» **TASK REQUIREMENTS**
Each line of the data that includes the string "icon" is to be copied out.

-- SUPPLIED MATERIAL follows --

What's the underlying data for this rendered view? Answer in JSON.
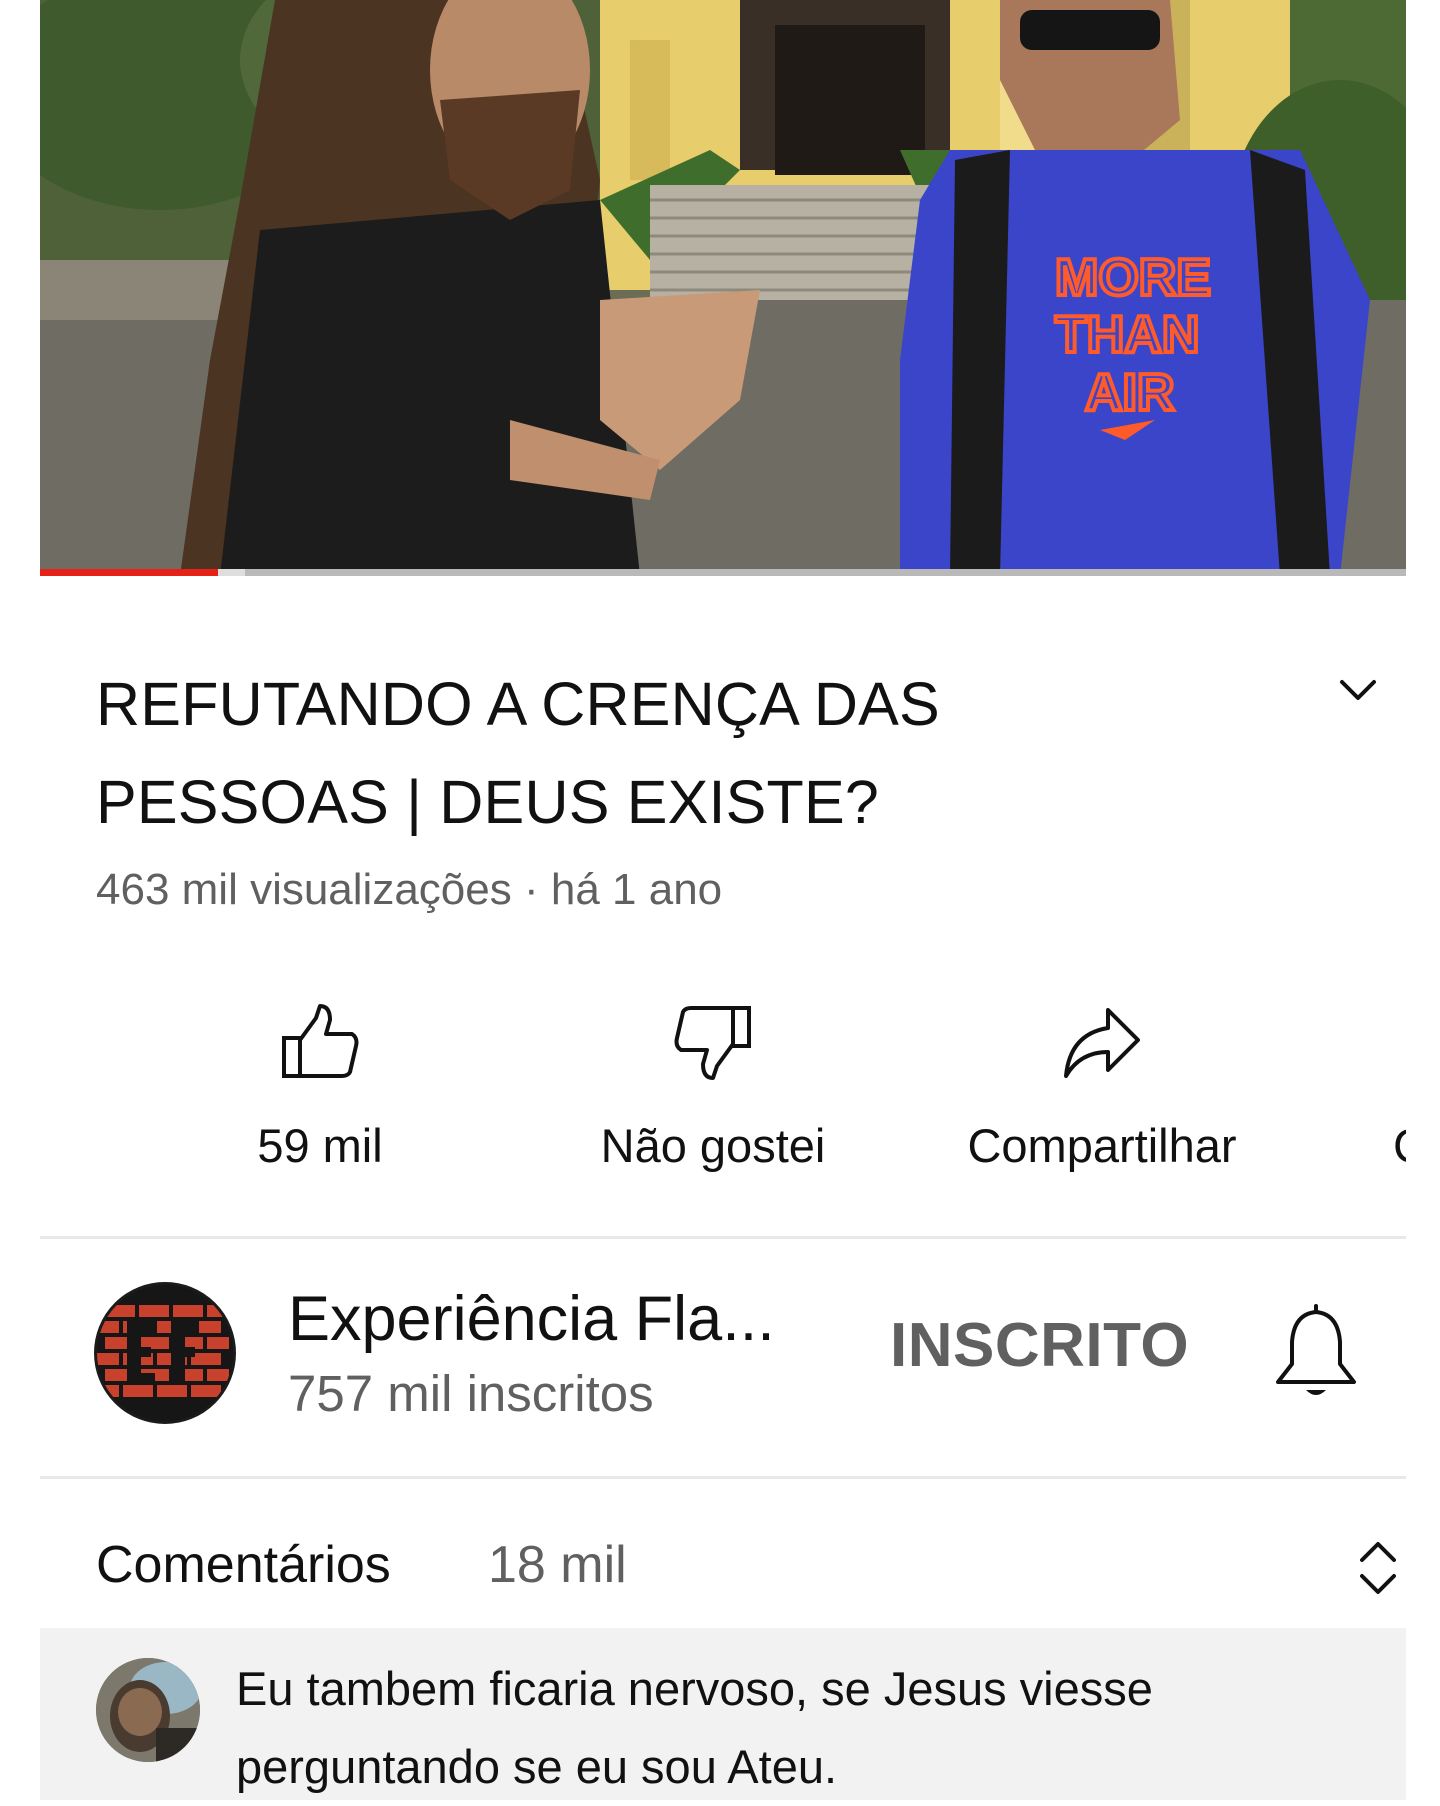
{
  "video": {
    "shirt_text": [
      "MORE",
      "THAN",
      "AIR"
    ],
    "progress": 0.13,
    "buffered": 0.15
  },
  "title": "REFUTANDO A CRENÇA DAS PESSOAS | DEUS EXISTE?",
  "meta": {
    "views": "463 mil visualizações",
    "separator": " · ",
    "age": "há 1 ano"
  },
  "actions": {
    "like": {
      "label": "59 mil",
      "icon": "thumbs-up-icon"
    },
    "dislike": {
      "label": "Não gostei",
      "icon": "thumbs-down-icon"
    },
    "share": {
      "label": "Compartilhar",
      "icon": "share-arrow-icon"
    },
    "partial": {
      "label": "C"
    }
  },
  "channel": {
    "name": "Experiência Fla...",
    "subscribers": "757 mil inscritos",
    "subscribe_label": "INSCRITO",
    "bell_icon": "bell-icon"
  },
  "comments": {
    "title": "Comentários",
    "count": "18 mil",
    "sort_icon": "expand-collapse-icon",
    "top_comment": {
      "text": "Eu tambem ficaria nervoso, se Jesus viesse perguntando se eu sou Ateu."
    }
  },
  "colors": {
    "progress_red": "#e62117",
    "secondary_text": "#606060",
    "shirt_blue": "#3b45c9",
    "shirt_print": "#ff5a2a"
  }
}
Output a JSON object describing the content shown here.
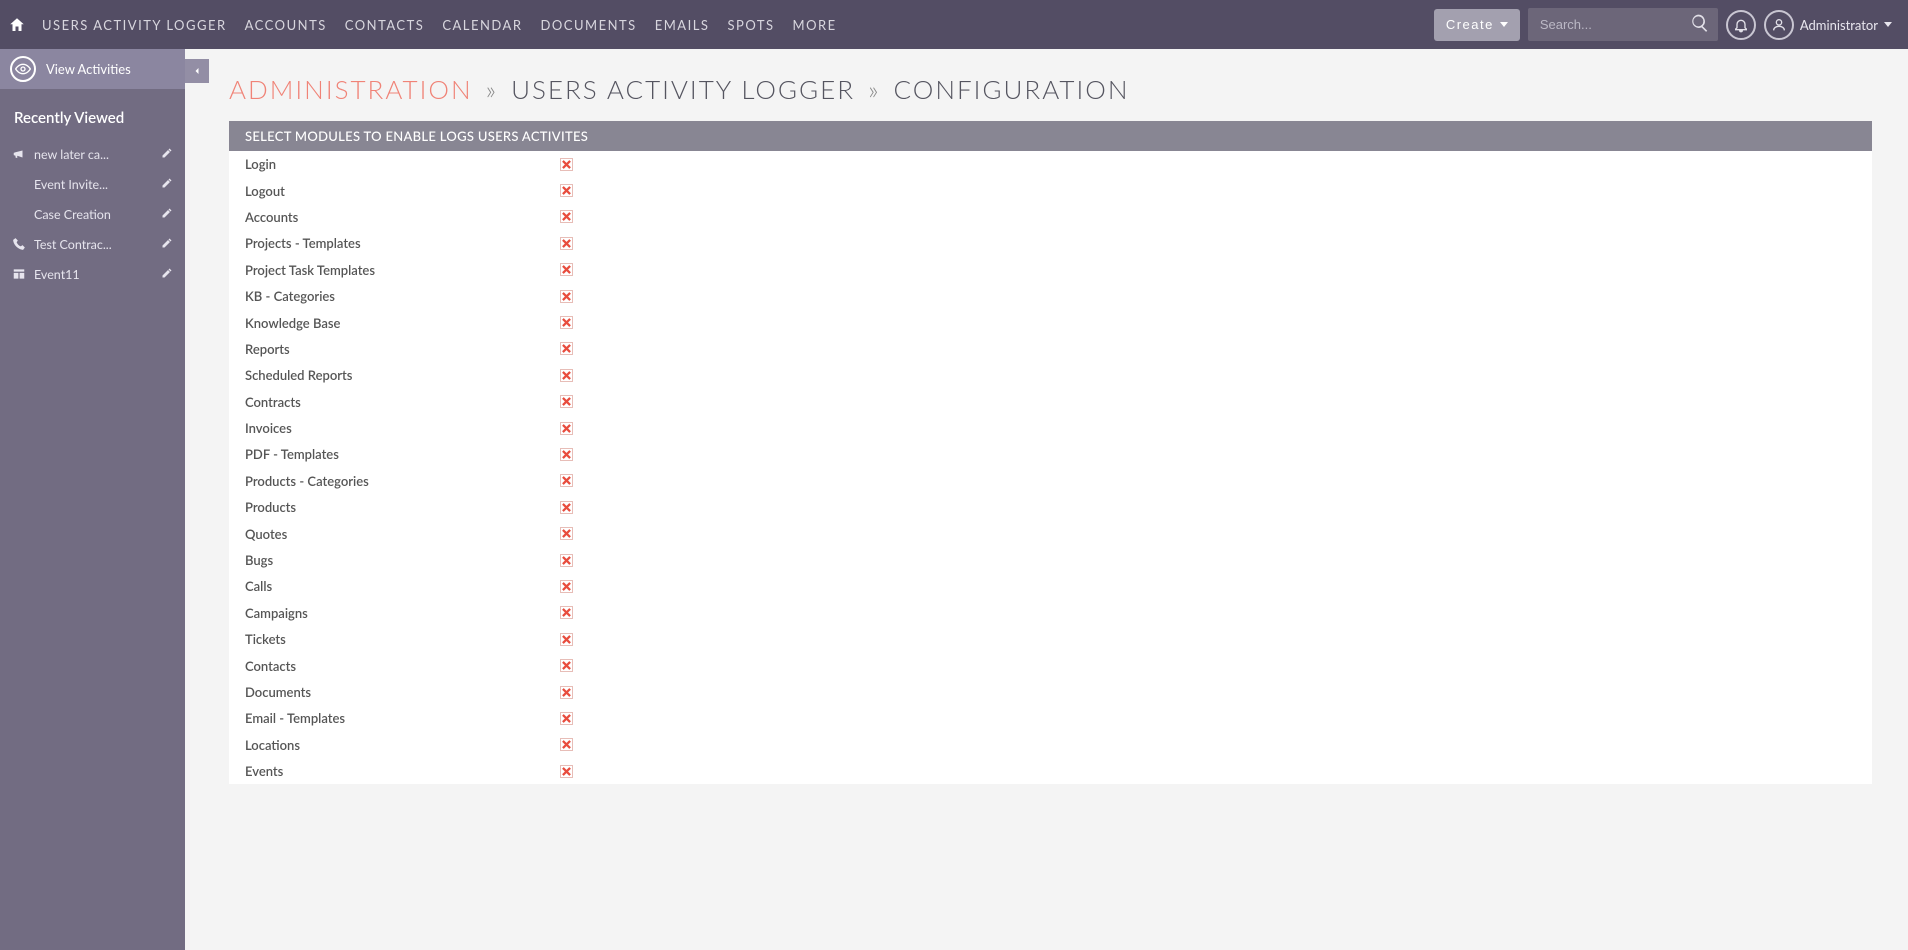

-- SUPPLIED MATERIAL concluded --

» **ANSWER FOR THIS EXERCISE**
      "icon": "thumbs-up-icon"
      "icon": "thumbs-down-icon"
      "icon": "share-arrow-icon"
    "bell_icon": "bell-icon"
    "sort_icon": "expand-collapse-icon",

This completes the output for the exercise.